So which one is the real winner?
If you guessed Ad B, you guessed right. But the real question is WHY — and that can only be answered by examining the two ads side by side.
About the Losing Ad
The Headline: The losing ad’s headline starts with a vague benefit, that is unlikely to mirror how the prospective customer thinks about his or her buying motivation: “Automate Inspection.” In other words, the jump from looking for inspection software to “automation” is too large and may even confuse the issue. Why? Because when most people think of “automation,” they think of large complex systems.
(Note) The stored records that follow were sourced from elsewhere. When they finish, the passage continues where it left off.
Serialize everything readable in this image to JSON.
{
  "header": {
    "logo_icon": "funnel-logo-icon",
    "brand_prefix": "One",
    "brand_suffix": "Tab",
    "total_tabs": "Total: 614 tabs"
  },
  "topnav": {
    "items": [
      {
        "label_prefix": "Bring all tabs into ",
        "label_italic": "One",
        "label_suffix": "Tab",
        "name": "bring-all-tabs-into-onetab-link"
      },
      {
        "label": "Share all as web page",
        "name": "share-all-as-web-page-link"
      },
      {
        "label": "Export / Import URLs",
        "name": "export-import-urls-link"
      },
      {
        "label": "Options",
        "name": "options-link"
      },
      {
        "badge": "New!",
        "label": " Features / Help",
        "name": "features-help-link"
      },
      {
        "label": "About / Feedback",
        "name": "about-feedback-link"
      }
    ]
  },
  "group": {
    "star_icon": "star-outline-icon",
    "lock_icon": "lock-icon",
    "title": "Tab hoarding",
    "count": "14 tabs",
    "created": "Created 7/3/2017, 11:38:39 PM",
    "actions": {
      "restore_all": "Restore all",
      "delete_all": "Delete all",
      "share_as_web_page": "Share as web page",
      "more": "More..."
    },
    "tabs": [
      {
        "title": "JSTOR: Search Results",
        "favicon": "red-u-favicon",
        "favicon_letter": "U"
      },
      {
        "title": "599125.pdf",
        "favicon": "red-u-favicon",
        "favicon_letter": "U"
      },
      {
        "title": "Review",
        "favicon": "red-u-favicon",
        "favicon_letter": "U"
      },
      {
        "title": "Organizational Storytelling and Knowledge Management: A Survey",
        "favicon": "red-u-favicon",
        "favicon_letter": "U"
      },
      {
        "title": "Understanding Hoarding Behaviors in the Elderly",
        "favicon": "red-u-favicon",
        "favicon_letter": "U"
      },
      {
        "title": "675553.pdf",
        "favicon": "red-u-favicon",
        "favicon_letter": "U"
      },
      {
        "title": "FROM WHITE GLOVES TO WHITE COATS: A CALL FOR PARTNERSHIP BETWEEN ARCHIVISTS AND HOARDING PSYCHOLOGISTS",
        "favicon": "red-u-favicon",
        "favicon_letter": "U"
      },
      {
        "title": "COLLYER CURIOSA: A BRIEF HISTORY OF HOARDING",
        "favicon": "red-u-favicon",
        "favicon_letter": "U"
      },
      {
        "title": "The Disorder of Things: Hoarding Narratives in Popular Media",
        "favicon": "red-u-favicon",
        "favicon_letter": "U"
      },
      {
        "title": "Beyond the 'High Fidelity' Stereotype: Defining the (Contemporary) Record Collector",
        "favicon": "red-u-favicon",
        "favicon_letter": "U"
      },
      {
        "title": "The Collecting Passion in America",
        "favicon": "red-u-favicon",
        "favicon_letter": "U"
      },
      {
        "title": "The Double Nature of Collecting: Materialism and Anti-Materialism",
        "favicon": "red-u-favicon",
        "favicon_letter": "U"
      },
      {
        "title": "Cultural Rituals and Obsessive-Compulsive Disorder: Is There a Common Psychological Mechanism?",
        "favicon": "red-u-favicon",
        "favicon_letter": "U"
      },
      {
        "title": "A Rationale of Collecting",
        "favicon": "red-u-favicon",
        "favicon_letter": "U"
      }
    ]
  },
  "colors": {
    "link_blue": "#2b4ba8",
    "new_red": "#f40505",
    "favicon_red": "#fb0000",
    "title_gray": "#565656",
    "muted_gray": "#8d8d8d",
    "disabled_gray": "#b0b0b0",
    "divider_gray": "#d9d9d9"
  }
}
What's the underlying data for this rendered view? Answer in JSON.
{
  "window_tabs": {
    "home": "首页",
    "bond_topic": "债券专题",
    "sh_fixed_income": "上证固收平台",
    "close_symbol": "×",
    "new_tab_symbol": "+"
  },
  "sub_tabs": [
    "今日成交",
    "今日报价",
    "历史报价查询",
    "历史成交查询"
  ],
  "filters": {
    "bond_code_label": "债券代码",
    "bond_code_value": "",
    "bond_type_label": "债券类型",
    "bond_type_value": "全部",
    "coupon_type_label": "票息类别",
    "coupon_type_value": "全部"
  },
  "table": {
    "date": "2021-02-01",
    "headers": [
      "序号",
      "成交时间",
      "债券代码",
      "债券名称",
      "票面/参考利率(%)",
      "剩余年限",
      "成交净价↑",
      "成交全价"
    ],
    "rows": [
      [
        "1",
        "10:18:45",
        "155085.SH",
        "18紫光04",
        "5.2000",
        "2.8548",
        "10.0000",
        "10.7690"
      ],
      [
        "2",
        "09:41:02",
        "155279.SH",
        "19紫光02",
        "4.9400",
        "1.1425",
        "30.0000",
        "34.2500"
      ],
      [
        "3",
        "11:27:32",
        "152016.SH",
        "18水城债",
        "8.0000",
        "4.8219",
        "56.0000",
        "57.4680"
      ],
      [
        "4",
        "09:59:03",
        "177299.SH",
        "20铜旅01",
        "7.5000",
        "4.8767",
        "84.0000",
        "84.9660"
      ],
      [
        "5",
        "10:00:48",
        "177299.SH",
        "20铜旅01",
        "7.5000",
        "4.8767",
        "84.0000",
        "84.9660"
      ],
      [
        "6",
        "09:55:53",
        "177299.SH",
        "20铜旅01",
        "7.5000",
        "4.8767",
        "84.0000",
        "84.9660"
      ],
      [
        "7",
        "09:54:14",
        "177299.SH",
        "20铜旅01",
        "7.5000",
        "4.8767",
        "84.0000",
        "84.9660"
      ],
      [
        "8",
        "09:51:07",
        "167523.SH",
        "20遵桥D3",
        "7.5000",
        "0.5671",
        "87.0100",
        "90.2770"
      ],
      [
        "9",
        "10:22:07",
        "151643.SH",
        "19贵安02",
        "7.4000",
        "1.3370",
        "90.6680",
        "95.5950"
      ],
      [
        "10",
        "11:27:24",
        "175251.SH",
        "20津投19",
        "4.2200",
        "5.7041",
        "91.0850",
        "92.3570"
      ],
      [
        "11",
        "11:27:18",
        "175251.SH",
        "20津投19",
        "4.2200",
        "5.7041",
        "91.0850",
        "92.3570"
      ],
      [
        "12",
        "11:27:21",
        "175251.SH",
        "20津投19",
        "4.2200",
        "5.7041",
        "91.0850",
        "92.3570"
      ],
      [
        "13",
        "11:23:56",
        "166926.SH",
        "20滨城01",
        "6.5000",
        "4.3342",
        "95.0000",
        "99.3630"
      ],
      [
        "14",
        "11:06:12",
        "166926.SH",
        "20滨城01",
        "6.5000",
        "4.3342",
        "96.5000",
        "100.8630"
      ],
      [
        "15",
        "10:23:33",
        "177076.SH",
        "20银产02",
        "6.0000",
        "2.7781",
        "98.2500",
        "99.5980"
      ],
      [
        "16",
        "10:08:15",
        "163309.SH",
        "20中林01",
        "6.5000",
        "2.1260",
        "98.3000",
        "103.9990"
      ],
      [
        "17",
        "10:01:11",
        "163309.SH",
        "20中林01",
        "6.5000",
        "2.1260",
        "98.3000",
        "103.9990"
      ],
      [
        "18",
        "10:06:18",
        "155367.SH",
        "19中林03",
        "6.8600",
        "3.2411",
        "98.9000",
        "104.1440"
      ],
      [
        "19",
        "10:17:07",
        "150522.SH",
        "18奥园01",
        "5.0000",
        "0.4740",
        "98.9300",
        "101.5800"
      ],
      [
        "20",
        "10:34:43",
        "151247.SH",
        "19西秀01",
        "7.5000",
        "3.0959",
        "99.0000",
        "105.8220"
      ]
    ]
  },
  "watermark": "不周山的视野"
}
But when someone is looking for a simple tool to help them make it easier to comply with inspection requirements, “large” and “complex” are not what they are looking for.
First Line of Body Copy: The first line of body copy seeks to counter the negative associations of “automation” with the “easy to use” phrase, but ends up doing more harm with the word “tool.” Customized “tools” are probably not what the customer is after if they are looking for software that will work with the computers and hardware that they already have.
Second Line of Body Copy: The second line of body copy is pretty much neutral, but fails to use any important keyword phrases and ends with a fairly week call-to-action.
About The Winning Ad
The Headline: The headline for the winning ad has the incredibly important feature of saying exactly what’s for sale in a manner that immediately speaks to the search criteria of the prospect: “Inspection Software.” After all, if this is what you’re searching Google for, it’s probably what you expect to find in your search results, right?
The First Line of Body Copy: The first line of body copy does for the winning ad what the headline of the losing ad failed to do — it speaks to the felt needs and desires of the prospect. “Eliminate paper” and “Increase Safety” ARE felt needs and desired benefits that the prospect can easily identify. And unlike “automation” these benefits carry no negative connotations or associations.
The Second Line of Body Copy: The second line of body copy brings those promised benefits into increased clarity and vividness. “Go Mobile” means the solution will work with a mobile device. Ideally, the copy would indicate that it works with the mobile devices you already own, such as an iPad or smartphone, which is, in fact, the case. But still, some beneficial copy is better than no beneficial copy, which is what the losing ad’s second line of copy provides.
Clarity isn’t everything, but it IS the starting point for almost everything good when it comes to copy, whereas a lack of clarity not only sows the seeds of confusion, but can open the door for conversion and CTR-killing negative associations. So when it comes to PPC Ads, don’t keep ‘em guessing!
Tags: Ads, Automation Systems, Benefit, Computers Hardware, Desires, Google, Guess, Inspection Software, Keyword Phrases, Large Complex Systems, Mirror, Motivation, Negative Associations, Phrase, Prospective Customer, search results, Search Software, Tool